Photo of Art Hughes
  • York Street, Belfast Campus

    BT15 1ED Belfast

    United Kingdom

  • 0 Citations
  • 0 h-Index
20102016
If you made any changes in Pure these will be visible here soon.

Personal profile

Biography

Dr Art Hughes is Reader in Irish. In 2009-2010, he was Visiting Professor and Senior Fulbright Scholar, Ireland House, at New York University.In 1999, he was appointed Lecturer in Irish language and Literature at Ulster University.

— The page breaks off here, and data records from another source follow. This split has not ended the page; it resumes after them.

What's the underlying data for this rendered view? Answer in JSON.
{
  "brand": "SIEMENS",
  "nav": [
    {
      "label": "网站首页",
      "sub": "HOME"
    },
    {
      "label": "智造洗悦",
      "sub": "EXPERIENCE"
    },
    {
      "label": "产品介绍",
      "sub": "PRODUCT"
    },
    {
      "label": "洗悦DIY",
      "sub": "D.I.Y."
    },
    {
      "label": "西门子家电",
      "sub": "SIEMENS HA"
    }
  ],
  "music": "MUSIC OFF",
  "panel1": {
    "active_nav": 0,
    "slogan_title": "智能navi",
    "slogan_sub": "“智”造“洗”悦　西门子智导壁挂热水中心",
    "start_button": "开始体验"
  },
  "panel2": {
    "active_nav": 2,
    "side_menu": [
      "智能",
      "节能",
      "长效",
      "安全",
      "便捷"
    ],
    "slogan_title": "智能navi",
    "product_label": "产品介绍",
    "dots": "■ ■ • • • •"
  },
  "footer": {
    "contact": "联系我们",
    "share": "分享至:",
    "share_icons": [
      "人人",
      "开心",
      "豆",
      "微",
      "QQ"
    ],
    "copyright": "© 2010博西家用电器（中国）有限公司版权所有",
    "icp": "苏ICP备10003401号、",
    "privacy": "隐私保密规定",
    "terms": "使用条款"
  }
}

He was Lecturer in Institute of Irish Studies Queen's University Belfast and Armagh in 1995-98.He is also chair of the McCracken Cultural Society, Belfast and contributor on a sporadic basis to radio and television programmes on Irish-language related topics.Research FieldsOld Irish to modern pan-Gaelic dialects; phonetics, Old, Early Modern and Modern Gaelic literature.

Fingerprint Fingerprint is based on mining the text of the person's scientific documents to create an index of weighted terms, which defines the key subjects of each individual researcher.

  • 5 Similar Profiles
language Social Sciences
Irish Language Arts & Humanities
Ireland Arts & Humanities
Belfast Arts & Humanities
Poem Arts & Humanities
Continental Arts & Humanities
Lecturers Arts & Humanities
Lenition Arts & Humanities

Network Recent external collaboration on country level. Dive into details by clicking on the dots.

Research Output 2010 2016

Basic Irish Conversation and Grammar (Bunchomhrá Gaeilge agus Gramadach)

Hughes, A. J., 2016, Belfast. 224 p.

Research output: Book/ReportBook

‘Greek stegos “roof”, Old Irish teg, Clare Irish [tʹe’] “house”: a stratified reappraisal of “house” in pan-Gaelic’

Hughes, A. J., 2015, Mélanges en l'honneur de Pierre-Yves Lambert. Bretagne, p. 139-183

Research output: Chapter in Book/Report/Conference proceedingChapter

Late Old Irish lenition and the modern Gaelic Verb

Hughes, A. J., 6 Nov 2013, Berlin: Curach Bhán Publications.

Research output: Book/ReportBook

Particle
Verbs
Lenition
Scotland
Modern Era

‘On Substantiating Indo-European *wlkos 'wolf' in Celtic, Continental and Insular’

Hughes, A., 19 Sep 2012, 39, p. 163-174

Research output: Contribution to journalArticle

language
Continental
Borrowing
Indo-European Languages
Taboo